This page contains information regarding Star Trek: Lower Decks, and thus may contain spoilers.
(covers information from several alternate timelines)
The USS Enterprise-E was equipped with these pods. When the ship traveled back in time from 2373 to 2063 to stop the Borg from altering Earth's history, the ship was boarded by Borg drones, forcing Captain Jean-Luc Picard to set the Enterprise to self-destruct. As a result, all crew were ordered to abandon the ship in these escape pods. The pods landed at various remote points on 21st century Earth, where Picard hoped the crew would "stay out of history's way." One of the pods had the designation H-47.
Fortunately, the Borg were defeated without the need to destroy the Enterprise-E, and the crew – along with the escape pods – were returned to the ship before it journeyed back to the 24th century. (Star Trek: First Contact)
List of escape pods
The numbers of the known escape pods were either seen on an okudagram or on the pods as the vessels departed the Enterprise. The Star Trek Fact Files had an illustration of H-95, and the Star Trek Encyclopedia (4th ed., vol. 1, p. 251) had a dorsal profile, ventral profile, and side profile of H-101.
The script for Star Trek: First Contact called for a scene where the crew was ordered to leave the Enterprise-E by way of the escape pods, something that was not seen earlier. Unbeknown to each other, both John Eaves (tasked by Herman Zimmerman) and Alex Jaeger (he being tasked by his supervisor, Jeff Mann) started design on the shape and launch sequence in the opening months of 1996.  "Lifeboats were never used on the last Enterprise, but this time a number of them are jettisoned from the ship when Picard orders the evacuation," said Jaeger. "They had been incorporated into the ship design–as triangular shapes on the hull–but we had to determine whether those shapes represented some kind of a hatch covering a lifeboat or the actual exterior surface of the lifeboat itself. We went with the latter idea, with the exterior surface serving as a kind of reentry heat shield." (Cinefex, issue 69, p. 116) The producers decided upon Jaeger's approach in April 1996. Eaves, who originally started out from a "grenade" style form, came up with a design that was remarkably similar to Jaeger's, but with a covering hatch. Eaves remarked, "I liked the the beauty and simplicity of Alex's creations, and how he utilized the top of the pod as a heat shield for planetary re-entry." (Star Trek: The Next Generation Sketchbook: The Movies, p. 114) It was further theorized by Jaeger that the pods were automated and had parachutes for landing. 

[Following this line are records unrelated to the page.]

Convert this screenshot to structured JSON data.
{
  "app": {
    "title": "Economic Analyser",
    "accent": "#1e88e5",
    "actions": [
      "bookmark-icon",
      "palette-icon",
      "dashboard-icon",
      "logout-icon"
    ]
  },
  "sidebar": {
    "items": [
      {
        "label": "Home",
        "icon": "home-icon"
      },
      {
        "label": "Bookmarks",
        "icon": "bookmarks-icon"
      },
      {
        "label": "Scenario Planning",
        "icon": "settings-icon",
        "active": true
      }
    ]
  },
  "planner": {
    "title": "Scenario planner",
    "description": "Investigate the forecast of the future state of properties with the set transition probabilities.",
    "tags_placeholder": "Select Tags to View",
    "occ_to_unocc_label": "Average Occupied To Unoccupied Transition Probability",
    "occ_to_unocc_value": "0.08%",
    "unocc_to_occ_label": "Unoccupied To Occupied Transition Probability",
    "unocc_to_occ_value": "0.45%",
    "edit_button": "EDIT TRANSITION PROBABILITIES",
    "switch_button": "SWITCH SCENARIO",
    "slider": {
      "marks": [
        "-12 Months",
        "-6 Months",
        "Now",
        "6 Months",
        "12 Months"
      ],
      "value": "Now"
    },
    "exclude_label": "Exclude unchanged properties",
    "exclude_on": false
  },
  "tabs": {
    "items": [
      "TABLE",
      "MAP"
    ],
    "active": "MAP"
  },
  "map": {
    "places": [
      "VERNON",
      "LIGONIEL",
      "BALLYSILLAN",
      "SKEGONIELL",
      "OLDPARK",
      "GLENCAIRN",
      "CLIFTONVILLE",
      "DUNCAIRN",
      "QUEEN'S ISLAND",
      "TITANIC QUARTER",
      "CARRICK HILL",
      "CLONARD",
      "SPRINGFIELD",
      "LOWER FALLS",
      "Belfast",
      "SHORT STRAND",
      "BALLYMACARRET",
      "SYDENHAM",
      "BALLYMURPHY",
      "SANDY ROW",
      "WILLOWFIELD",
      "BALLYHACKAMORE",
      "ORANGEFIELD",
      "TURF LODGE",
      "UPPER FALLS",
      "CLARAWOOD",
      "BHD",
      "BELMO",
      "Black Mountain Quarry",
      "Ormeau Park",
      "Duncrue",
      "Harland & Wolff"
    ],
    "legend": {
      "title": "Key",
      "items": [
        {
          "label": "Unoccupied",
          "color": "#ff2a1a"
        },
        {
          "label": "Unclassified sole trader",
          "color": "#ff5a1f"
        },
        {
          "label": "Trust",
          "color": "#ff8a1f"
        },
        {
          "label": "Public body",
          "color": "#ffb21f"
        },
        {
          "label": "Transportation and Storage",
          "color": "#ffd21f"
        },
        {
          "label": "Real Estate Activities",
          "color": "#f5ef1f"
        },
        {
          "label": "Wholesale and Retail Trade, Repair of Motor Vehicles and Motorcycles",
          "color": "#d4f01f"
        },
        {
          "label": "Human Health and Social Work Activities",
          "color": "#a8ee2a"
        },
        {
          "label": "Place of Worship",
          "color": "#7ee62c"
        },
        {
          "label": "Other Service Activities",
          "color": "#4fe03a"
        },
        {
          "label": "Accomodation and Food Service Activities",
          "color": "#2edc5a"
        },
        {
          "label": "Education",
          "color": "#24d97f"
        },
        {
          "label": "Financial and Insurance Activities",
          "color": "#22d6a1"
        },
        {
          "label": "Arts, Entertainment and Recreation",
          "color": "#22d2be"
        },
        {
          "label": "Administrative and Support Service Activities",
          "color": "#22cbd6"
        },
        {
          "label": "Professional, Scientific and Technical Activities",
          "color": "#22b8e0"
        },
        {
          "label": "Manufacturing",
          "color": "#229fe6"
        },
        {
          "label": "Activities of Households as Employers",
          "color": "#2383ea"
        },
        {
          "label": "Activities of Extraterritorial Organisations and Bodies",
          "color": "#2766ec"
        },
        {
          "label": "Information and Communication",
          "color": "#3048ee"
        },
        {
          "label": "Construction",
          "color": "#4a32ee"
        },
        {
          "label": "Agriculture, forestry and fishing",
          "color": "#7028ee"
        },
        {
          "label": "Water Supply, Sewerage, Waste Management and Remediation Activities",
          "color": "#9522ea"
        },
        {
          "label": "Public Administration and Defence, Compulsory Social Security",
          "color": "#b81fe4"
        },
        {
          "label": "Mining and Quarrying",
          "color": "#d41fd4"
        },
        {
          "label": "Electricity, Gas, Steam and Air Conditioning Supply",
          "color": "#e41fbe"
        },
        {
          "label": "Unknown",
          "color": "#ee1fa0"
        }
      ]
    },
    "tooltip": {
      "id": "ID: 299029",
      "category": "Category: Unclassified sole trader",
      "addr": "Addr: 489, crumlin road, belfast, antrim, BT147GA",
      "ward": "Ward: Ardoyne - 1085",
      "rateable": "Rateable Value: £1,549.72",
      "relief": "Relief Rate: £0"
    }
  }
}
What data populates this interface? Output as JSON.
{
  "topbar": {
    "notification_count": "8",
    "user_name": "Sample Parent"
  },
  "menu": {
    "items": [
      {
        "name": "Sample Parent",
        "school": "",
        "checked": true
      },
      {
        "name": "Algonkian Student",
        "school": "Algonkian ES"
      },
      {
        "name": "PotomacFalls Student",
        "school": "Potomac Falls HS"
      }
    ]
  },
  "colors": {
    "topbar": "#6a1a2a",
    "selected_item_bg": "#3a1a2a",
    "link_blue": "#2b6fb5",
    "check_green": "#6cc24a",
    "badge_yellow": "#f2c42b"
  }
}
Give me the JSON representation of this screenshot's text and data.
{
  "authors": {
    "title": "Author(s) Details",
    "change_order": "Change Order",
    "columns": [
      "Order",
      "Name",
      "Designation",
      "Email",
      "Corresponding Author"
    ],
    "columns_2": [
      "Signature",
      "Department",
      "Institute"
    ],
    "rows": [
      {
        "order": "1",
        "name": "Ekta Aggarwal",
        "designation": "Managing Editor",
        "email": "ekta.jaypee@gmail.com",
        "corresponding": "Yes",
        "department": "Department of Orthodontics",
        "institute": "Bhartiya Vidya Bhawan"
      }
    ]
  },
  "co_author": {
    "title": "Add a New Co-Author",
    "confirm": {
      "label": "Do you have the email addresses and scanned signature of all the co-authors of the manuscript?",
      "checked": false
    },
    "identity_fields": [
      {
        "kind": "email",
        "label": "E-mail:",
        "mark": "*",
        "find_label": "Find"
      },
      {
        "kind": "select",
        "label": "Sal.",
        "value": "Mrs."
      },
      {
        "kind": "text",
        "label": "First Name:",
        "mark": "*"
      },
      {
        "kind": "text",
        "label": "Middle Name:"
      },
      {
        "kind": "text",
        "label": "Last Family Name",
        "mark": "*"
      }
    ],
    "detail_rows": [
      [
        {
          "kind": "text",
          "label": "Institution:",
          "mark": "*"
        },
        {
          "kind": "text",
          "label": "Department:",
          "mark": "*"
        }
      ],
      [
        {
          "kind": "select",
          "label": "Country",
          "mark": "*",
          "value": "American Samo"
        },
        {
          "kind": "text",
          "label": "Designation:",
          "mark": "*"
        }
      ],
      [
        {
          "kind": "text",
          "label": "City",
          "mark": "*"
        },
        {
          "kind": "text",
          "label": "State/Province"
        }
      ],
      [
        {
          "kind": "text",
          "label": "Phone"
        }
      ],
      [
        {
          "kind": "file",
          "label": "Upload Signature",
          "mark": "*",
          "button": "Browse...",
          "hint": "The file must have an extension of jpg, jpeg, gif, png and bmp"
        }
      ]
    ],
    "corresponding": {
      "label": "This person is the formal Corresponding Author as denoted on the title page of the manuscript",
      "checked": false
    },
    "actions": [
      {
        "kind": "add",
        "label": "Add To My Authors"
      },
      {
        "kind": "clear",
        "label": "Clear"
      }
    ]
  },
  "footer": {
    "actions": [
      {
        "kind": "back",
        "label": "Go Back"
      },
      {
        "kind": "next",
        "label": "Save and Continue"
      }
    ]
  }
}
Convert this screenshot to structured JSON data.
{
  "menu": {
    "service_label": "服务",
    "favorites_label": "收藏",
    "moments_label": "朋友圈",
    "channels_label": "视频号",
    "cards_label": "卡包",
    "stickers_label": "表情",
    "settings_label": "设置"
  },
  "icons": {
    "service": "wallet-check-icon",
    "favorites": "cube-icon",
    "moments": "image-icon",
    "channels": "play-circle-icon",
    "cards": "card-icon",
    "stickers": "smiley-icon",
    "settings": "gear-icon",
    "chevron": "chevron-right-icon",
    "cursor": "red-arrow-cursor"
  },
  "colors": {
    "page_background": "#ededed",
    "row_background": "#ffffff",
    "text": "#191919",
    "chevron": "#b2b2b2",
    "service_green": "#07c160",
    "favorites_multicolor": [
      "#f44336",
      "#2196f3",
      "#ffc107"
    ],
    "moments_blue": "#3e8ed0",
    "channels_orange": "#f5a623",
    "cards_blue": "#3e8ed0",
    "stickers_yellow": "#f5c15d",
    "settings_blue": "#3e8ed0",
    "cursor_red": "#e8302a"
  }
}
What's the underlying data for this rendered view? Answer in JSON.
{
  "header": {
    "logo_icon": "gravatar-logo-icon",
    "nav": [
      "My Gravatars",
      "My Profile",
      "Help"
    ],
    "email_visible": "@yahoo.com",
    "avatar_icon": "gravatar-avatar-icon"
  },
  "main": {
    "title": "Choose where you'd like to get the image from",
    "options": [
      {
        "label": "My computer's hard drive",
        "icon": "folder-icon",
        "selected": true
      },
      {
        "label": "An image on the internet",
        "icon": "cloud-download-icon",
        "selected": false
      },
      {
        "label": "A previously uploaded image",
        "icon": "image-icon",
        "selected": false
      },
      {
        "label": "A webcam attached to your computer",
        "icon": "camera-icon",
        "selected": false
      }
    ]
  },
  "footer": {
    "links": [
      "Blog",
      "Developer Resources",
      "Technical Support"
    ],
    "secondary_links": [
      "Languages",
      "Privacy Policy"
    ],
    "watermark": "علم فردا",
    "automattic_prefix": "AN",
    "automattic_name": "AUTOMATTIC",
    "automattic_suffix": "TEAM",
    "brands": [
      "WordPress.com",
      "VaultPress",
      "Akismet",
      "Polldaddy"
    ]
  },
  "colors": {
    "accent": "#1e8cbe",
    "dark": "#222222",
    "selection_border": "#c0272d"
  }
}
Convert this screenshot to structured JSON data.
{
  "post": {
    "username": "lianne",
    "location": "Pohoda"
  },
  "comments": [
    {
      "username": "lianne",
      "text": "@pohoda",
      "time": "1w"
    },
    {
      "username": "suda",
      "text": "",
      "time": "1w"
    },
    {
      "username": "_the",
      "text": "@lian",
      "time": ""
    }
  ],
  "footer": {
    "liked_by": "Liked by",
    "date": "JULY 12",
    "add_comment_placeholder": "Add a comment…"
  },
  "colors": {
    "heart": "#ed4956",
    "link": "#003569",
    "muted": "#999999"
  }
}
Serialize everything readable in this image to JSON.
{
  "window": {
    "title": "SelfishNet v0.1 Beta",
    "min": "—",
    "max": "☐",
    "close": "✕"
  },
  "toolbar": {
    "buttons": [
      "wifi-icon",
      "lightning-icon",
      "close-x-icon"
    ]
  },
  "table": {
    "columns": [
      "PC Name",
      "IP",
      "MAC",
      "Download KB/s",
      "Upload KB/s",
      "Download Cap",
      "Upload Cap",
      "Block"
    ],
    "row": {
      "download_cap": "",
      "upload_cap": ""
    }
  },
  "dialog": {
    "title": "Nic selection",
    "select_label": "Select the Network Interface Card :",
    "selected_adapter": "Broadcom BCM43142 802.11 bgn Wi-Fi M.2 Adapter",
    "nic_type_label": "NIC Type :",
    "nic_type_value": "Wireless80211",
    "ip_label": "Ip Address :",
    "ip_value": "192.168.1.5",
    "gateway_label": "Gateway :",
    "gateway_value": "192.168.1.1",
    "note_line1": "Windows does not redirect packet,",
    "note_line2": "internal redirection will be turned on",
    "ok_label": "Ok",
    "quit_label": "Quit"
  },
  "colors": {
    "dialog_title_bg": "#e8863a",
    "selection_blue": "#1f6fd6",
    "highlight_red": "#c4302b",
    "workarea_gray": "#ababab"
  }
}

On a later occasion, Jaeger returned the compliment to Eaves and elaborated further on his thought processes by noting, "I personally like the depth and detail in your version, I wasn't thinking too much of giving the people much room to move, just enough space for a couple of seats ala apollo capsule. Part of the idea of using the outer 'door' as the heat shield came from the look of the exterior panels which you had already done nicely and just for the speed of exit. You don't want to get stuck if the exterior door panel on your pod doesn't work! Also out of VFX simplicity, we didn't want hundreds of door panels flying around banging into the pods etc… Therefore the simple solution of using that outer panel as the heat shield. Also I just loved the idea that even though you've left the E behind, you still bring a piece of her with you." 
Study and CGI model
Once the design was approved, ILM's Bill George built a study model, needed as reference and texture extraction for modeler Michael Bauer, who built and mapped the CGI model. Animation and lighting of the model was done by Habib Zargarpour. "Having used Dynamation for awhile, I figured there had to be a way to extract the motion data from a pod and calculate its acceleration," Zargarpour observed, on the choreographed movements of the flotilla of pods leaving the ship. "After establishing the position and direction of the retros, we could then figure out which thruster groups would be firing at any given time to change the lifeboat's attitude. I did some R&D, a lot of math, and wound up with fully automatic retrorocket animation on each pod, using Dynamation software." (Cinefex, issue 69, pp. 116-117) The ice crystal particles and the gaps left on the hull of the Enterprise-E were added digitally.
Aside from the Sovereign-class, Jaeger also intended his escape pod design to be in use on the four ship classes he designed for Star Trek: First Contact, especially the Akira-class, "You’ll also notice that the Akira class utilizes the escape pods from the Sovereign Class, but the panel details more like the Galaxy class. That’s because I imagined this ship was commissioned right before the “E” and served as a testbed for the new escape pods." In 2001, Foundation Imaging's modeler, Robert Bonchune, paid subtle homage to Alex Jaeger's design as he modeled the Sovereign-type escape pod hatches onto the alternate timeline version of the CGI model for the Nova-class. "I also tried to tie it in to the Enterprise-E (or a Standard Starship) in some ways," stated Bonchune, "in terms of smoothness and escape hatches, intercoolers etc."